Directions —
Your result should be every line of the records below that contains the word "icon".

::: Material for this exercise

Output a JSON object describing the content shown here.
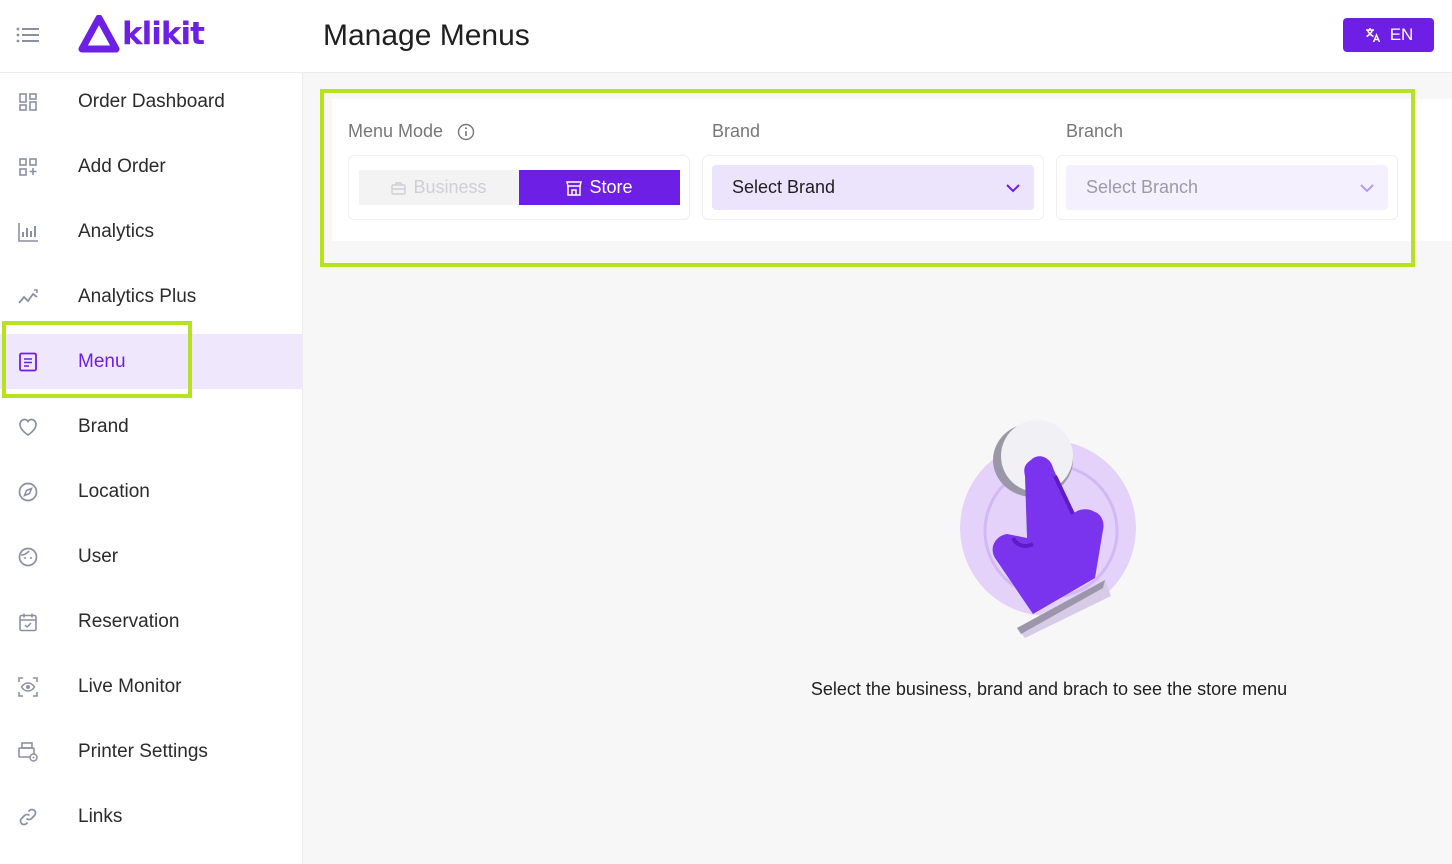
{
  "header": {
    "logo_text": "klikit",
    "page_title": "Manage Menus",
    "language_label": "EN"
  },
  "sidebar": {
    "items": [
      {
        "label": "Order Dashboard",
        "icon": "dashboard-grid-icon"
      },
      {
        "label": "Add Order",
        "icon": "add-grid-icon"
      },
      {
        "label": "Analytics",
        "icon": "bar-chart-icon"
      },
      {
        "label": "Analytics Plus",
        "icon": "trend-line-icon"
      },
      {
        "label": "Menu",
        "icon": "document-list-icon",
        "active": true
      },
      {
        "label": "Brand",
        "icon": "heart-icon"
      },
      {
        "label": "Location",
        "icon": "compass-icon"
      },
      {
        "label": "User",
        "icon": "face-icon"
      },
      {
        "label": "Reservation",
        "icon": "calendar-check-icon"
      },
      {
        "label": "Live Monitor",
        "icon": "monitor-eye-icon"
      },
      {
        "label": "Printer Settings",
        "icon": "printer-gear-icon"
      },
      {
        "label": "Links",
        "icon": "link-icon"
      }
    ]
  },
  "filters": {
    "menu_mode_label": "Menu Mode",
    "brand_label": "Brand",
    "branch_label": "Branch",
    "mode_business_label": "Business",
    "mode_store_label": "Store",
    "selected_mode": "Store",
    "brand_placeholder": "Select Brand",
    "branch_placeholder": "Select Branch"
  },
  "empty_state": {
    "message": "Select the business, brand and brach to see the store menu"
  },
  "colors": {
    "accent": "#6d1fe5",
    "active_bg": "#efe8fc",
    "highlight": "#b6e31f"
  }
}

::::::

Problem solution —
        "icon": "dashboard-grid-icon"
        "icon": "add-grid-icon"
        "icon": "bar-chart-icon"
        "icon": "trend-line-icon"
        "icon": "document-list-icon",
        "icon": "heart-icon"
        "icon": "compass-icon"
        "icon": "face-icon"
        "icon": "calendar-check-icon"
        "icon": "monitor-eye-icon"
        "icon": "printer-gear-icon"
        "icon": "link-icon"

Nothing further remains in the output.